Print the lines below exactly as written, with none missing.
-- GIVEN DATA follows --
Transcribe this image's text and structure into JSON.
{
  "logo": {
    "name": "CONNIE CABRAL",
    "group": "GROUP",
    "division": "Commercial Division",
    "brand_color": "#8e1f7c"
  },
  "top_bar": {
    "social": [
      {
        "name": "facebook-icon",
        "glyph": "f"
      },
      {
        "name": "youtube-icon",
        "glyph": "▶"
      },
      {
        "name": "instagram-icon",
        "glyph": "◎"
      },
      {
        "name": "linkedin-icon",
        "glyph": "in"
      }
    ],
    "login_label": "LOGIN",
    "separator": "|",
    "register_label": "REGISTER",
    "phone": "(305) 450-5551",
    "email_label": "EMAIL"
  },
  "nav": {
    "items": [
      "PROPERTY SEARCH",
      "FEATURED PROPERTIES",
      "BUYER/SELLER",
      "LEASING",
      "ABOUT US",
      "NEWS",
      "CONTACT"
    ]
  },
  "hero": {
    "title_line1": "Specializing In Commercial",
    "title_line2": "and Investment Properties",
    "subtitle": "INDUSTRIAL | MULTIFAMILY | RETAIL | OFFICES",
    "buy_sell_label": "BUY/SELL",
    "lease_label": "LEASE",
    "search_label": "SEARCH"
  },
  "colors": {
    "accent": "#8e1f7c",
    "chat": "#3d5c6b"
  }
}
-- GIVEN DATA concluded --
## COMPLETED EXERCISE
Transcribe this image's text and structure into JSON.
{
  "logo": {
    "name": "CONNIE CABRAL",
    "group": "GROUP",
    "division": "Commercial Division",
    "brand_color": "#8e1f7c"
  },
  "top_bar": {
    "social": [
      {
        "name": "facebook-icon",
        "glyph": "f"
      },
      {
        "name": "youtube-icon",
        "glyph": "▶"
      },
      {
        "name": "instagram-icon",
        "glyph": "◎"
      },
      {
        "name": "linkedin-icon",
        "glyph": "in"
      }
    ],
    "login_label": "LOGIN",
    "separator": "|",
    "register_label": "REGISTER",
    "phone": "(305) 450-5551",
    "email_label": "EMAIL"
  },
  "nav": {
    "items": [
      "PROPERTY SEARCH",
      "FEATURED PROPERTIES",
      "BUYER/SELLER",
      "LEASING",
      "ABOUT US",
      "NEWS",
      "CONTACT"
    ]
  },
  "hero": {
    "title_line1": "Specializing In Commercial",
    "title_line2": "and Investment Properties",
    "subtitle": "INDUSTRIAL | MULTIFAMILY | RETAIL | OFFICES",
    "buy_sell_label": "BUY/SELL",
    "lease_label": "LEASE",
    "search_label": "SEARCH"
  },
  "colors": {
    "accent": "#8e1f7c",
    "chat": "#3d5c6b"
  }
}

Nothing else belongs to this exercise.